By their purported test of a hydrogen bomb early in 2016, North Korea reminded the world that nuclear dangers are not an abstraction, but a continuing menace that the governments and peoples of the world ignore at their peril. Even if the test were not of a hydrogen bomb but of a smaller atomic weapon, as many experts suggest, we are still reminded that we live in the Nuclear Age, an age in which accident, miscalculation, insanity or intention could lead to devastating nuclear catastrophe.

What is most notable about the Nuclear Age is that we humans, by our scientific and technological ingenuity, have created the means of our own demise. The world currently is confronted by many threats to human wellbeing, and even civilizational survival, but we focus here on the particular grave dangers posed by nuclear weapons and nuclear war.

Even a relatively small nuclear exchange between India and Pakistan, with each country using 50 Hiroshima-size nuclear weapons on the other side’s cities, could result in a nuclear famine killing some two billion of the most vulnerable people on the planet. A nuclear war between the U.S. and Russia could destroy civilization in a single afternoon and send temperatures on Earth plummeting into a new ice age.

Such a war could destroy most complex life on the planet. Despite the gravity of such threats, they are being ignored, which is morally reprehensible and politically irresponsible.

We in the United States are in the midst of hotly contested campaigns to determine the candidates of both major political parties in the 2016 presidential faceoff, and yet none of the frontrunners for the nominations have even voiced concern about the nuclear war dangers we face. This is an appalling oversight.

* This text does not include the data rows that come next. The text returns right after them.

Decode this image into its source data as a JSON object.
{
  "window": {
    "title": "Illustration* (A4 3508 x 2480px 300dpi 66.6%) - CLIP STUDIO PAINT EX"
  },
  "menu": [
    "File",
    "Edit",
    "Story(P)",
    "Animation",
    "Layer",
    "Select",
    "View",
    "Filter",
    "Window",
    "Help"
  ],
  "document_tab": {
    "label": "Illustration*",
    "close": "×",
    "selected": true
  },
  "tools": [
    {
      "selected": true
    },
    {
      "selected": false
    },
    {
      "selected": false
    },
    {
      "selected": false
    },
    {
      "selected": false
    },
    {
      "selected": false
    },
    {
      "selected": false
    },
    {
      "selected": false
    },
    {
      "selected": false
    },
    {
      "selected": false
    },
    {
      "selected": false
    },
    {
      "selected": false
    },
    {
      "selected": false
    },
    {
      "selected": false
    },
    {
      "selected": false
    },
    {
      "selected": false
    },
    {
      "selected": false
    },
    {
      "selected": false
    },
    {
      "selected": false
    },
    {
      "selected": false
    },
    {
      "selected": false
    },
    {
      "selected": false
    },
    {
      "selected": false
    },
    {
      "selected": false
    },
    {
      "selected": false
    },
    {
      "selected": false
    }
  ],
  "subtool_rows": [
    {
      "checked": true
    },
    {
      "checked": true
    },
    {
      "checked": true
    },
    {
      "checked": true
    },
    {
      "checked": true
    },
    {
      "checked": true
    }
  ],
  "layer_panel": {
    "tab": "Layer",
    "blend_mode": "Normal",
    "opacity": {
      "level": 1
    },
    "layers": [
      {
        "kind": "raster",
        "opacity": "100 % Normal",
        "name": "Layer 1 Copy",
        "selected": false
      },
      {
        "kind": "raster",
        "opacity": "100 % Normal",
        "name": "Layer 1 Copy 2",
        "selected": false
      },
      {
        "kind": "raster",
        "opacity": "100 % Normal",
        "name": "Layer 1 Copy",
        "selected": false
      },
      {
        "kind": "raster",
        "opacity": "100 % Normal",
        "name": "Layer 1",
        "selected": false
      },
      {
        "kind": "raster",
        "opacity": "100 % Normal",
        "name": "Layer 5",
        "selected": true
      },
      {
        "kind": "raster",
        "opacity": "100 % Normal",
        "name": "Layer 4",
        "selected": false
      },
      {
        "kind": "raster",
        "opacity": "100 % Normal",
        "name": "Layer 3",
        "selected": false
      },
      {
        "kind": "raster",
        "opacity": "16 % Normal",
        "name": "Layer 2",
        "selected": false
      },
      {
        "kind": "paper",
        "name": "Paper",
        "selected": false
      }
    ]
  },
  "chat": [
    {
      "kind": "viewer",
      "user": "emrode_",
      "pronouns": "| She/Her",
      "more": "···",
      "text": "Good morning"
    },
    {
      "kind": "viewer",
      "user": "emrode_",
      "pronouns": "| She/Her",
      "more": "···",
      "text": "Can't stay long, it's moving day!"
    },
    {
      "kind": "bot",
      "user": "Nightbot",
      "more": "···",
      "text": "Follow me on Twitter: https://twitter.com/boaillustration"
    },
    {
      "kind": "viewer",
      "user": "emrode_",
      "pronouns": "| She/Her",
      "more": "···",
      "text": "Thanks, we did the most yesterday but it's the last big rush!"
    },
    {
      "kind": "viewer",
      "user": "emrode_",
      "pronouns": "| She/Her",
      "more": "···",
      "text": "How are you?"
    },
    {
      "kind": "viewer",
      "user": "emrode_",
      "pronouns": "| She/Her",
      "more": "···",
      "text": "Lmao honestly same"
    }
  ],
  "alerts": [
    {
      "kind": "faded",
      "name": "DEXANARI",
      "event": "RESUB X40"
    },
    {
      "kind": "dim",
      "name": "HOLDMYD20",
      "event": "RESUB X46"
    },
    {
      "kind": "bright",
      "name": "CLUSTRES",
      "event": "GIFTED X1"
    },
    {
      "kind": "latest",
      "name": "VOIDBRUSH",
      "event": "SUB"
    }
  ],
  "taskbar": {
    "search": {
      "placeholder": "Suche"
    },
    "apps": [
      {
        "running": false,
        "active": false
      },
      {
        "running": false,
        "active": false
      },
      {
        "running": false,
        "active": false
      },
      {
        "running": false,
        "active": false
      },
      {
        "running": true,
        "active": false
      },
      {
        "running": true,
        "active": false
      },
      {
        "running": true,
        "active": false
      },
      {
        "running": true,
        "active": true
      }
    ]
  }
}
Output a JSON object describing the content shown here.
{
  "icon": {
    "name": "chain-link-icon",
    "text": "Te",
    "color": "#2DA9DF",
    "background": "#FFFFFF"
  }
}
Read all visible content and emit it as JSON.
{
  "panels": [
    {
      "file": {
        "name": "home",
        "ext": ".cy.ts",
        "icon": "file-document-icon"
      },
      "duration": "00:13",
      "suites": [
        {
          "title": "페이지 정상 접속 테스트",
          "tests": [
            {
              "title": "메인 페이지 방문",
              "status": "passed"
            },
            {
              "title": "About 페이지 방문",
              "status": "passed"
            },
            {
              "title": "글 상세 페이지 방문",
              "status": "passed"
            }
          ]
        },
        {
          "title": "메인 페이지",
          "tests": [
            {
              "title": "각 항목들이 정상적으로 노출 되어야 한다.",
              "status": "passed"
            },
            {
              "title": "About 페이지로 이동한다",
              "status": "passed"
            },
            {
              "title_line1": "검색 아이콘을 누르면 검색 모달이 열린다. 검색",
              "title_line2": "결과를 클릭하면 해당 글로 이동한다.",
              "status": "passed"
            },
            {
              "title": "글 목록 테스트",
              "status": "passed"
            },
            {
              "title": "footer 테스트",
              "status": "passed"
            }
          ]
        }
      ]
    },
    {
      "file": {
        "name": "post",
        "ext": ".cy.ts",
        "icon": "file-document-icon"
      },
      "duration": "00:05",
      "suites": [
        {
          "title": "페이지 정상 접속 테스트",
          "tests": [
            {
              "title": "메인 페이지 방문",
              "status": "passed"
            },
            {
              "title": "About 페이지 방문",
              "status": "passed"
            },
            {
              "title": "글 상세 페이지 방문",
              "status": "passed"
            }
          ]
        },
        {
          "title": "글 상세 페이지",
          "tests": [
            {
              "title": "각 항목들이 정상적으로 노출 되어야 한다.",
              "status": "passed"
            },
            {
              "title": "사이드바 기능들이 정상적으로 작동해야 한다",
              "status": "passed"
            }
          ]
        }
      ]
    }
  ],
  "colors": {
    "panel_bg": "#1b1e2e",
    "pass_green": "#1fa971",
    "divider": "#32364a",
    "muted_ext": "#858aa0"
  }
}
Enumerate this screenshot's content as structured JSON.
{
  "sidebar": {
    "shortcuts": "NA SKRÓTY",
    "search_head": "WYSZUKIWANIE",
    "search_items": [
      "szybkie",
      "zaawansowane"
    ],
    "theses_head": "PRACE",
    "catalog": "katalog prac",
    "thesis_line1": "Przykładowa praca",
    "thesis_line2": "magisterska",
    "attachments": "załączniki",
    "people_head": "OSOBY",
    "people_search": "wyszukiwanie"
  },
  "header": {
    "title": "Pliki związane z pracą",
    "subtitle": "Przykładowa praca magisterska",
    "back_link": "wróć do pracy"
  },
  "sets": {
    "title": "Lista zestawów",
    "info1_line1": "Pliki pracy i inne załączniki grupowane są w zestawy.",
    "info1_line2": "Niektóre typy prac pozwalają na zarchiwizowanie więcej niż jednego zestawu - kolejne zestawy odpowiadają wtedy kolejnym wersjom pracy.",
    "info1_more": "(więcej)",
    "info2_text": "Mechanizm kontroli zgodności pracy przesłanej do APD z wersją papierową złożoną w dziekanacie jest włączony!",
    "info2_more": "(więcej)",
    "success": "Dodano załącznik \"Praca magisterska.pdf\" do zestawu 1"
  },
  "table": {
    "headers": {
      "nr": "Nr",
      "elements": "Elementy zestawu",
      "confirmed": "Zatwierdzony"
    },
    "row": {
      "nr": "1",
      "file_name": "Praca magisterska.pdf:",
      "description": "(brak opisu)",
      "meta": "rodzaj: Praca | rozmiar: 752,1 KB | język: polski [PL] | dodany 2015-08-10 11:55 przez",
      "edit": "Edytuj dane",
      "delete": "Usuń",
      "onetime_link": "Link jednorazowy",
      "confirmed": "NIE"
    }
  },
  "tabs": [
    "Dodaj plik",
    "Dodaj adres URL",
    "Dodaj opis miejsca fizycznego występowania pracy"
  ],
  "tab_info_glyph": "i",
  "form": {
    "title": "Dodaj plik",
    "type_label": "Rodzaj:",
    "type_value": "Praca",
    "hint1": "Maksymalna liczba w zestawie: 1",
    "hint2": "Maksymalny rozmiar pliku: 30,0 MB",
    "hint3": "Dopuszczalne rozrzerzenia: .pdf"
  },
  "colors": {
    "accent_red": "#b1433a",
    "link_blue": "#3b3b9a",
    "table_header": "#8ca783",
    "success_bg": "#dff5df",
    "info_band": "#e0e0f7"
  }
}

It reflects the underlying situation of denial and complacency that disconnects the American people as a whole from the risks of use of nuclear weapons in the years ahead.

This menacing disconnect is reinforced by the media, Read More »

TFF PressInfo # 312: Netanyahu’s Insulting, Dangerous and Divisive Speech: Wrong in Detail and Wrong in Substance

By Farhang Jahanpour

After all the huffing and puffing and all the aroused expectations about the speech by the Israeli Prime Minister Benjamin Netanyahu to the joint session of US Congress, the speech proved a great disappointment and even an embarrassment. A great deal has already been written about it, and there is no need to repeat all that here. Here I only wish to draw attention to some of the glaring distortions in the speech and the harm that it can do to the cause of Iranian and Israeli rapprochement and, more importantly, to the cause of peace in the Middle East.

The speech was a cynical use of the US Congress for domestic electoral ambitions.

Recently, Netanyahu had been trailing the Zionist Camp leader Isaac Herzog in the number of projected seats in the forthcoming Israeli election. He certainly hoped that as the result of the publicity that his speech would generate he could reverse the trend. In the process, his intrusion into America’s domestic politics has deepened the divide between the Democrats and the Republicans and has introduced a strong element of partisanship to US relations with Israel. In other words, the speech was more about himself than the fate of the State of Israel or US-Israeli relations or international peace.

When Senator Lindsey Graham, a senior Republican senator, visited Jerusalem last December, he told the Israeli leader: “I’m here to tell you, Mr. Prime Minister, that the Congress will follow your lead… [on Iran].” (1) Therefore, it was no surprise when the Republican Majority leader asked Netanyahu to address a join session of Congress, for the third time, to issue his marching orders.

After President Obama’s State of the Union address, in which he indicated that he was working hard to resolve Iran’s nuclear dispute by peaceful means, House Speaker John A. Boehner decided to invite the head of a foreign state to address the Congress without informing the White House or even Minority Democratic leaders.

This was an act of gross discourtesy to the president, a violation of diplomatic protocol, and a clear departure from the US Constitution that puts the executive branch in charge of foreign policy and relations with foreign political leaders.Read More »